Oak Creek Canyon follows the fault.

Diagram at the Oak Creek Canyon overlook.

Wilson Mountain Volcano is cut in half by the fault.

The Oak Creek Fault is old and deep.  It predates the San Francisco Volcanic Field by more than 1.5 billion years.  It has certainly served as a conduit for magma rising from the earth's asthenosphere.  There are at least 5 volcanoes along its path from south to north;  Wilson Mountain, Woody Mountain, Naval Observatory, A1 Mountain and the San Francisco Peaks.

It is obvious that volcanoes are associated with all of the major faults in the San Francisco Volcanic Field which brings me to my purpose in pointing out these faults.  Recently I was browsing the internet looking at geologic photos then I came across this one of quartz veins in a bedrock.  It is an area probably just a few square feet.

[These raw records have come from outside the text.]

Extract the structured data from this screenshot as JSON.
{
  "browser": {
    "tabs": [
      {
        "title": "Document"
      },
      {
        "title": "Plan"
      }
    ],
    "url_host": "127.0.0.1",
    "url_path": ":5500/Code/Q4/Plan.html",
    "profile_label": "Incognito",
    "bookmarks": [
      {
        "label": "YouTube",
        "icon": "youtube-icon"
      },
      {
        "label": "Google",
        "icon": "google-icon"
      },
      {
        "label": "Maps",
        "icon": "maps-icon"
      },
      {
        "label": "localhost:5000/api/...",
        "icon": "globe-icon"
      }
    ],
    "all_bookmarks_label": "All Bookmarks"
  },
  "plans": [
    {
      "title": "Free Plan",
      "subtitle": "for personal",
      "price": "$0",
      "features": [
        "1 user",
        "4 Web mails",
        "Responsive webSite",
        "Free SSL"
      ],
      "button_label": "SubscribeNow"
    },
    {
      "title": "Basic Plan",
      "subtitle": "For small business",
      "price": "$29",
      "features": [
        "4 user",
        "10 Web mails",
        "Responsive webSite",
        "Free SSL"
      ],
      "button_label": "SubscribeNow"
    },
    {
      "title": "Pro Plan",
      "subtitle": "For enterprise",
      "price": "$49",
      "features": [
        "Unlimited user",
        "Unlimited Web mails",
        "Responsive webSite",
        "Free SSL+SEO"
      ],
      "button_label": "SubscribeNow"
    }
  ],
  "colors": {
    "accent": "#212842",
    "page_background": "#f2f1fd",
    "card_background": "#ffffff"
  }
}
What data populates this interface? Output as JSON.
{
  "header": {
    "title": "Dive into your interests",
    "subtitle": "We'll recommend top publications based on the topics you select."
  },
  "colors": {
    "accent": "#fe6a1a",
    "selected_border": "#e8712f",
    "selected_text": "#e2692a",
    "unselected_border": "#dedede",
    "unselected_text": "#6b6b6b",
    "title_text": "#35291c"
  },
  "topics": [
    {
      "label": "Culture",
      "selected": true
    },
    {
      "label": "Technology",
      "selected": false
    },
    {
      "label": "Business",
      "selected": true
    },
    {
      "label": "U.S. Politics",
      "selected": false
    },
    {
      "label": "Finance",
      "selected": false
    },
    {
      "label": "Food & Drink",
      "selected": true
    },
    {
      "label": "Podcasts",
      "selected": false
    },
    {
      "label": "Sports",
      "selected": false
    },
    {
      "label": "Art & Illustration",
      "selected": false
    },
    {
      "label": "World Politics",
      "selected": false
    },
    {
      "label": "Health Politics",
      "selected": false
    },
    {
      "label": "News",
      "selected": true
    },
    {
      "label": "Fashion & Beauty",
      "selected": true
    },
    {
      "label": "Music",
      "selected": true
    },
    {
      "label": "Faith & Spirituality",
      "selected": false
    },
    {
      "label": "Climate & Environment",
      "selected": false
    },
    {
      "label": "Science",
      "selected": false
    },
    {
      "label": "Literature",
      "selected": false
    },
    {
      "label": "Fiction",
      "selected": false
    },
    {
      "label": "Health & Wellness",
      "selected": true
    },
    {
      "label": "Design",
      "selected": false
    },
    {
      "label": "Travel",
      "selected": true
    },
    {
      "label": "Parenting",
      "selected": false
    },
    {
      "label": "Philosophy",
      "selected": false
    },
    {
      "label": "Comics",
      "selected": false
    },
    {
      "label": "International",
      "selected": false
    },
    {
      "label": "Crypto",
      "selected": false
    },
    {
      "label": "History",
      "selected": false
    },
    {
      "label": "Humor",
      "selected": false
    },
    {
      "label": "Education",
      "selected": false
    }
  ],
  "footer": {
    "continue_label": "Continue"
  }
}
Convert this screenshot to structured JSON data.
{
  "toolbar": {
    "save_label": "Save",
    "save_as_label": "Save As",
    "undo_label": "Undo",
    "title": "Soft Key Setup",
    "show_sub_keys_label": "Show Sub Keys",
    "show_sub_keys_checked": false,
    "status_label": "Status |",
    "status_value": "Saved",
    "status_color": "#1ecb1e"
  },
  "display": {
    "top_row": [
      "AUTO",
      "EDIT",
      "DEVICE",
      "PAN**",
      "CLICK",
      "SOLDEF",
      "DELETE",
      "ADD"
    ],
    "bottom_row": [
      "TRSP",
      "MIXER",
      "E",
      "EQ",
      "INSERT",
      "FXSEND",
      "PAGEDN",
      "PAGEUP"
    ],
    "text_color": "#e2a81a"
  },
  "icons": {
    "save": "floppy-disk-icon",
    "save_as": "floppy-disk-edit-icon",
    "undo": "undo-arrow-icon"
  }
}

The moment I saw it I thought of the San Francisco Volcanic Field and its crisscrossing faults.  I started wondering what would the San Francisco Volcanic Field look like millions of years in the future if were eroded into a flat plane?  I think it would look similar to this except scaled up to many square miles with thick, black basalt dikes through red sedimentary rocks.

That exact scenario has happened at the Shiprock volcano just 200 miles away in New Mexico.  Shiprock is the last remaining remnant of a volcano that erupted 27 million years ago.  Since then the surface volcano has completely eroded away as well as 3,000 feet of sedimentary rock surrounding the monolith.  Radiating out it are three faults called dikes that were the conduits that supplied basaltic magma to the volcano.

Shiprock photo from the internet.

Google Earth image.  Three dikes.  

Dike # 1 photo from the internet.
If this were to occur at the San Francisco Volcanic Field there would be six monoliths stabbing at the sky.  They would be the remnants of Bill Williams Mountain, Sitgraves Mountain, Kendrick Peak, Slate Mountain, O'Leary Peak and the San Francisco Peaks, the crown jewel of them all.  There would be a maze of  long black veins running between them through fractured sedimentary bedrock.  I think that would be quite a sight and look very much like this photo of veins in a rock.